Perennial Vegetables

Yesterday, I started reading Eric Toensmeier's Perennial Vegetables. I am not very far along with it, but so far would recommend it highly. I'm so glad this book was written. Some of the plants featured in this book are things I've been curious about, but not yet tried (oca). Others are utterly new to me (air potato!). And some are familiar plants that I had no idea could be edible, like (pokeweed, when young).

The idea of perennial vegetables makes so much sense to me. I don't know why this hasn't been explored more in North America, although Toensmeier does offer a few possibilities. I don't think I would ever give up my annual vegetables in favor of perennials. But a mix of the two would be nice. And in times of great turmoil, having at least some vegetables already established would be a great comfort.

So, added to my garden goals for the coming year is to include at least a couple perennial vegetables. This will be a fun experiment! Which ones are in your garden?


Meg said...

My daughter sent me to your blog--you left a nice comment on her article at Global Human--because she thought we might be simpatico. I'm living in the country, trying to garden and all that. I've got plenty of perennial vegetables, I'm sure, growing all over. Now to identify them!
I really appreciate your reasonable voice on political issues. I don't usually "go there" as I stumble over what I really want to say. Now I can point people to your blog with a "yeah, what she said," nod.
Thanks and happy blogging!

mamawhatthe said...

Hi Meg!
Thanks so much- my father is always telling me not to discuss politics publicly. But the way I see it, if we can't discuss it openly we can't learn from each other (or make progress!). There will always be those on the fringe who make it difficult to carry on the conversation. Sometimes they have me pulling out my hair. But... if those of us of more moderate persuasions just keep quiet, well, we don't have a lot of room to complain when we don't like how things go. Over time I have come to believe that for our form of goverment to really work properly, the citizenry must believe/participate in a participatory governance all the time rather than waiting until things become really uncomfortable. In other words, I believe in an active rather than reactive system. I don't think we currently have that. But I think we could. ~steps down off soapbox~

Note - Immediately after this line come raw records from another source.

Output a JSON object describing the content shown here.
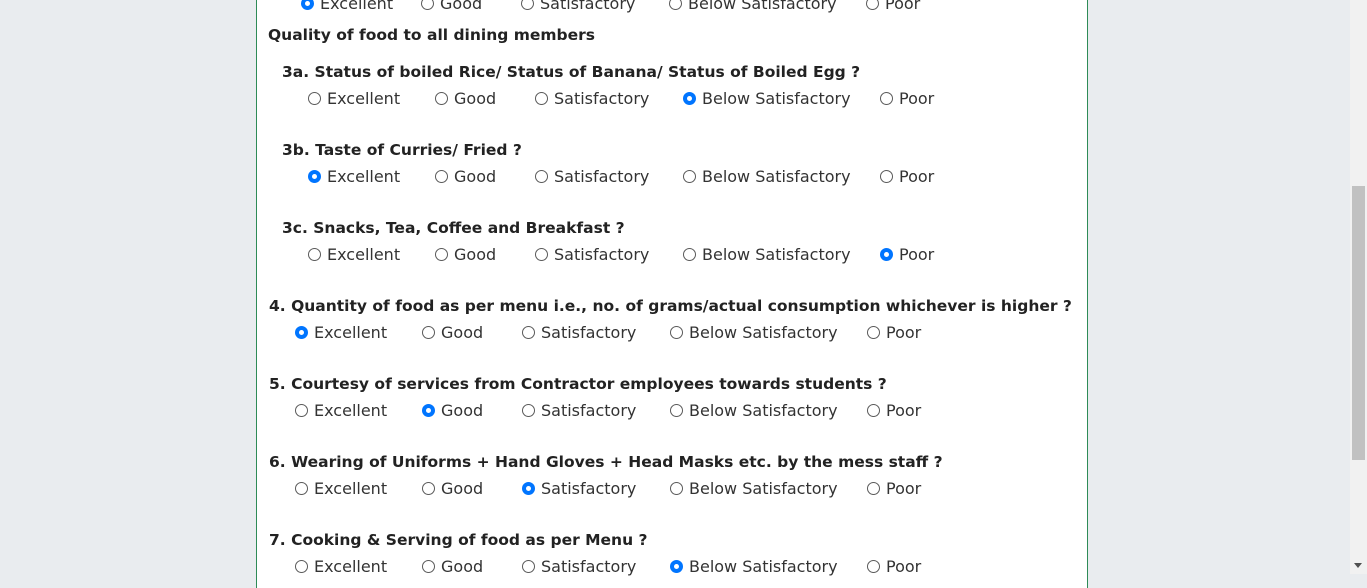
{
  "section_heading": "Quality of food to all dining members",
  "option_labels": [
    "Excellent",
    "Good",
    "Satisfactory",
    "Below Satisfactory",
    "Poor"
  ],
  "prev_question": {
    "selected": 0
  },
  "questions": [
    {
      "id": "3a",
      "title": "3a. Status of boiled Rice/ Status of Banana/ Status of Boiled Egg ?",
      "selected": 3
    },
    {
      "id": "3b",
      "title": "3b. Taste of Curries/ Fried ?",
      "selected": 0
    },
    {
      "id": "3c",
      "title": "3c. Snacks, Tea, Coffee and Breakfast ?",
      "selected": 4
    },
    {
      "id": "4",
      "title": "4. Quantity of food as per menu i.e., no. of grams/actual consumption whichever is higher ?",
      "selected": 0
    },
    {
      "id": "5",
      "title": "5. Courtesy of services from Contractor employees towards students ?",
      "selected": 1
    },
    {
      "id": "6",
      "title": "6. Wearing of Uniforms + Hand Gloves + Head Masks etc. by the mess staff ?",
      "selected": 2
    },
    {
      "id": "7",
      "title": "7. Cooking & Serving of food as per Menu ?",
      "selected": 3
    }
  ],
  "colors": {
    "accent": "#0075ff",
    "panel_border": "#2e8b57",
    "page_background": "#e9ecef"
  }
}
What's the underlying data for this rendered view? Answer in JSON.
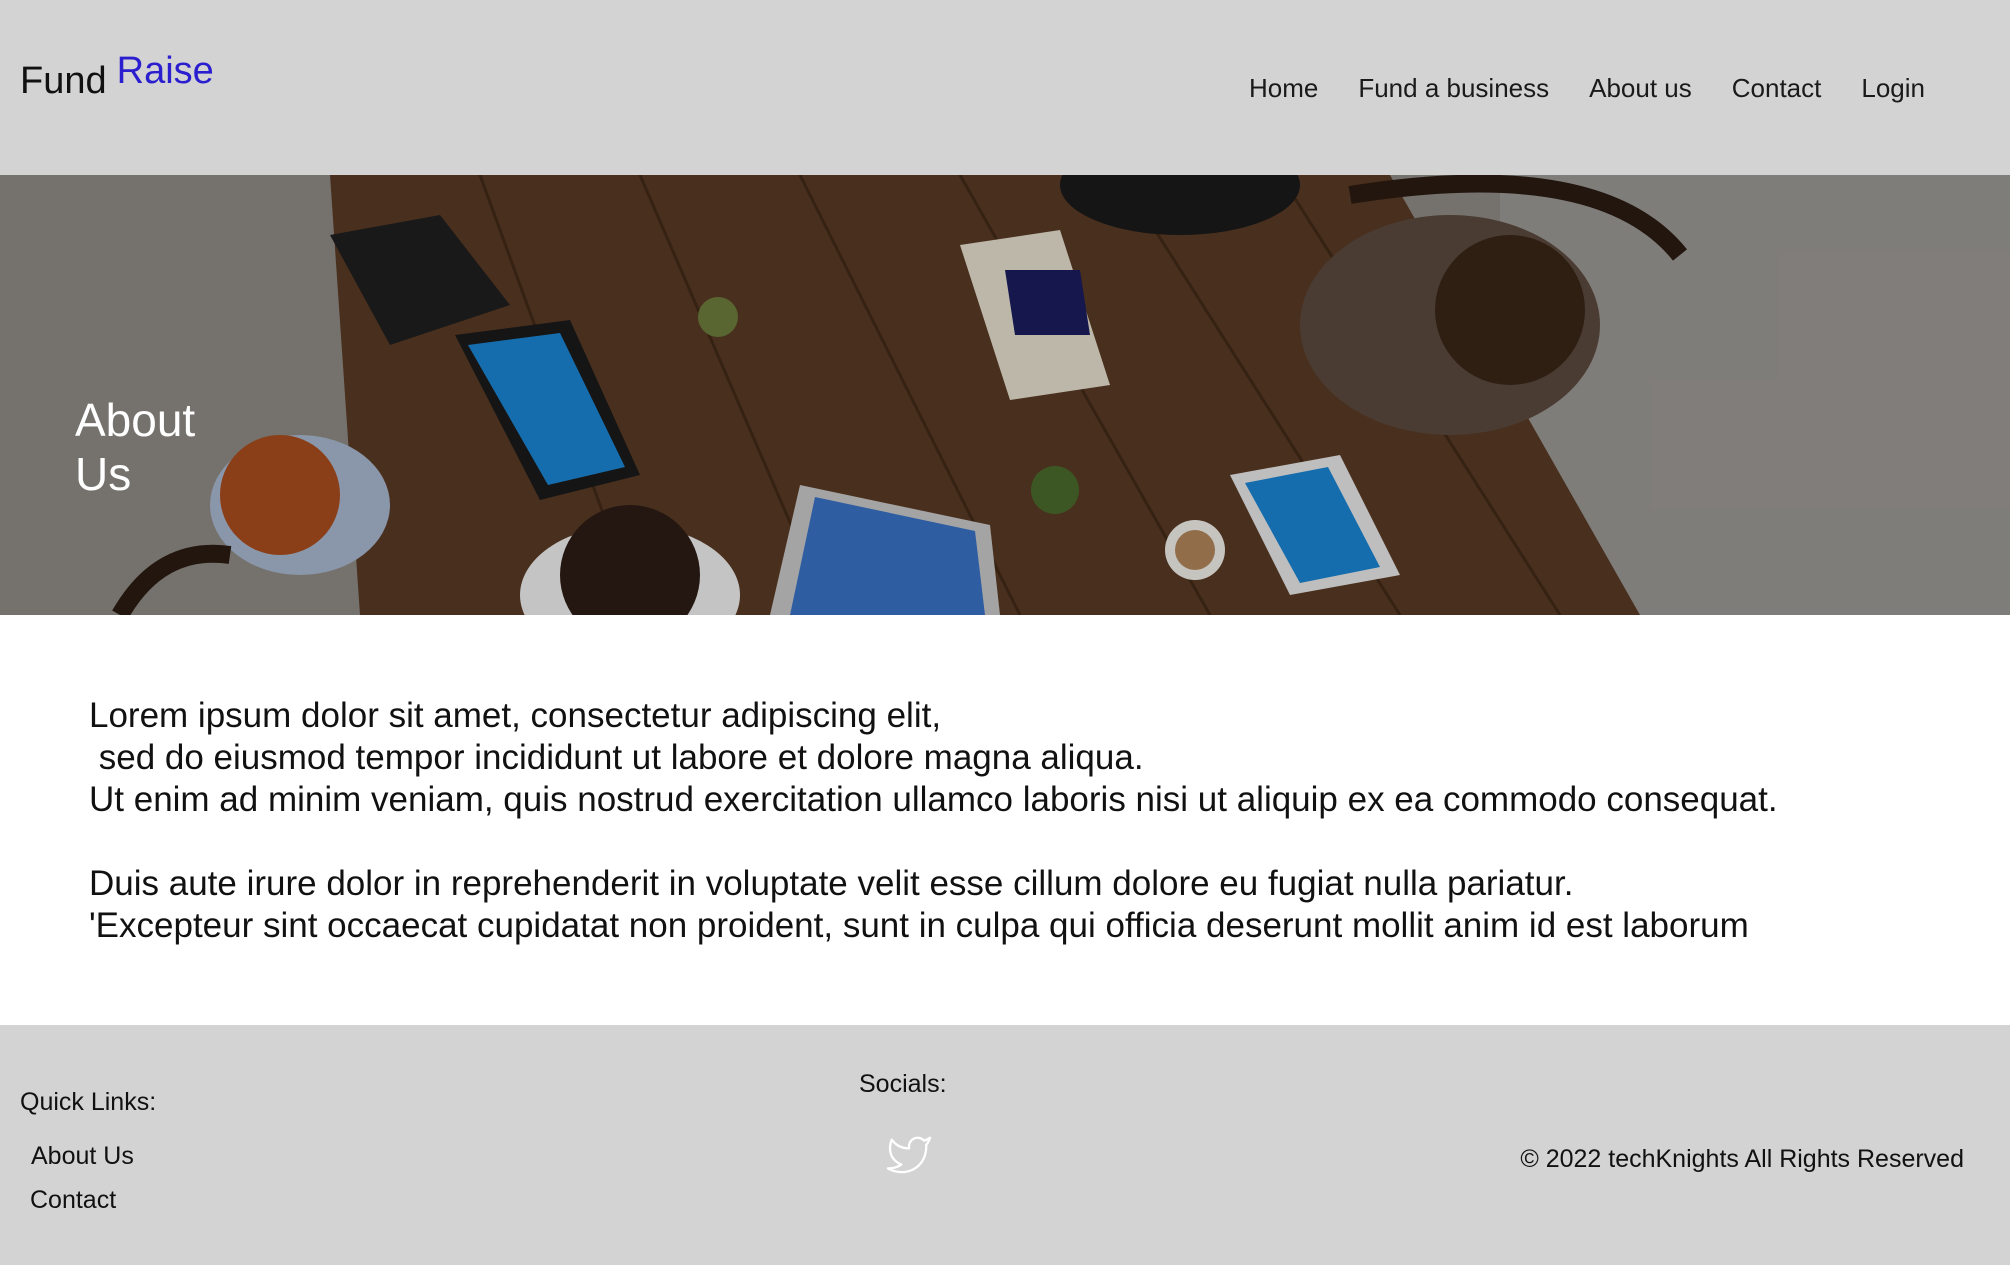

I also have to say I checked out your blog and am completely jealous: 40 acres and an awesome house in the works! I will have to add you to my list of blogs to follow so I can see how your progress goes. I would have a hard time moving somewhere that I would have to store that much water- but for 40 acres that beautiful, I might be willing... :)